At the time, I never imagined that the act of taking my 12-year-old daughter to watch Django Unchained on New Year’s Day would be the subject of a future column, but I need to vent a little bit, and this seemed like a decent opportunity to possibly organize my own feelings on the subject. Also, please remember that Steven Lloyd Wilson’s original review and Cindy Davis’ discussion on the power of “that” word are both undoubtedly more well-rounded takes on the movie than I will provide here.
First a bit of background: I grew up with some relatively open-minded parents in terms of cinema. My mother worked 60+ hours per week, and my dad was (and still is) a teacher who also taught summer school, so I was basically a latchkey kid; and my summertime babysitter was pretty much cable television and, more specifically, HBO and Cinemax during their 1980s, movie-showing heyday. That means that I collectively watched Commando, Terminator, and the Death Wish movies more times than my young mind would have ever been able to count. As a result, I developed a rather unrefined taste for watching vengeance enacted onscreen, and this influence has followed me throughout my adult, movie-watching life. Now while my taste in film is somewhat questionable, I do believe that I grew up to be a law-abiding and (relatively) sane individual. So sure, I have no problem in taking my pre-teen to an R-rated movie that I’d already watched beforehand. Also, I refuse to shield her from the basic inhumanities of life, and I do believe that Quentin Tarantino’s (albeit warped) history of slavery qualifies as an excellent display of what went down on slavery plantations in the United States.
In other words, I did in fact take my relatively mature 12-year-old daughter to watch Django, and the ticket-booth employee didn’t even bat an eye since my girl just happens to be 5’9” and at this point, just as tall as I am. Having already watched the movie, I knew in advance when I should cover her eyes (and to be perfectly truthful, I only did so in Jamie Foxx’s upside-down scene). She enjoyed the movie quite a bit, but most importantly, she realized a lot about her own grandmother (not my mother, who is dead), who to this day insists that seeing “a black guy” walking down her street is reason to run inside, lock the doors, and shutter the windows. In that regard, my daughter learned a lot from Tarantino’s movie, so it truly was an educational film, but she also laughed at all the “right” moments too.

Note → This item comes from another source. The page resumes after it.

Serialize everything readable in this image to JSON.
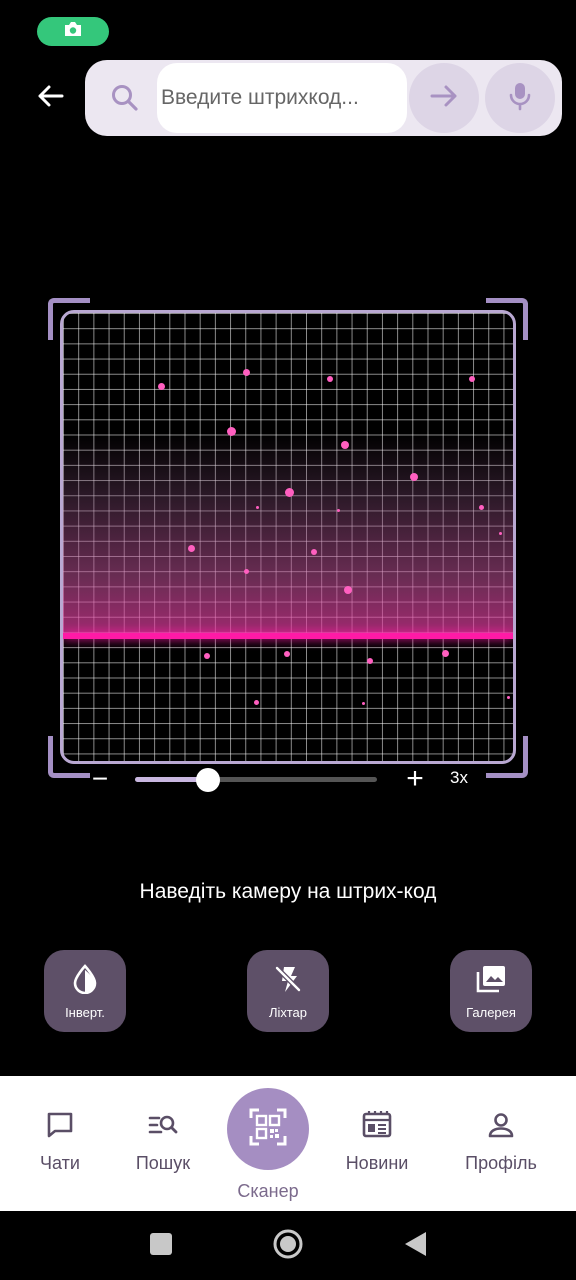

My daughter is a very sensitive child, yet she realizes all too well that the world can be a very cruel place — mostly because of the way that human beings treat each other in both an isolated and an ongoing sense. Do I worry that she’ll pick up a certain vocabulary from watching R-rated movies? Not really. She (at least in front of me) is afraid to even spell out curse words. Now, she could be pulling a massive one over on gullible old mommy, because … hell, I used to actually hang out at the smoke hole during high school when my father was a teacher at the same school. At the same time, I feel like I have enough experience pulling a fast one on an authority figure to recognize if my own kid is heading towards juvenile delinquency. Because while I’ve caught her in a few lies (“Sure, I’ve brushed my teeth already, Mom!”), she doesn’t really have it in her to be a “bad” kid. She’s very guilt-ridden and confesses even when she took a peek at the answer key in her summer algebra workbook. While I obviously won’t be able to tell whether my parenting tactics have worked until she’s an adult (and perhaps not even then), I feel fairly confident that my own parents did a decent enough job in raising a hellion like myself who turned out to be a (fairly) respectable citizen.
Sadly, not everyone agrees with me. A few friends simply couldn’t believe that I’d expose a 12-year-old to such onscreen violence, and my daughter’s father grew really upset that I let her watch Django Unchained because it wasn’t “historical enough.” He is one of those types who is very literal about history and feels that Tarantino should have only put this movie into a theater if it was a History Channel-level documentary. Similarly, he also hated the fact that I let her watch Inglourious Basterds because (and I swear that I am not making this up, despite YouTube joke comments to the contrary) “Hitler didn’t really die in a movie theater.” For what it’s worth, the dude also hated X-Men: First Class because it fucked with the comic’s continuity too much. Enough said.
Some of you are undoubtedly wondering why I care about the people who have expressed disbelief that I’ve let my daughter watch such a gloriously violent film in the theater. I feel that I made the right decision for my kid, who is mature enough to know the difference between reality and fantasy. In no way am I saying that Django Unchained should be viewed by all 12-year-old children. Nor do I think that the parents of a recent group of children who ended up inadvertently watching the Django trailer before a Disney movie were complaining about nothing. But to my 12-year-old, Django was truly a positive experience. Would you take your pre-teen to watch this movie, or am I just the asshole?
Agent Bedhead lives in Tulsa, Oklahoma. She and her little black heart can be found at Celebitchy.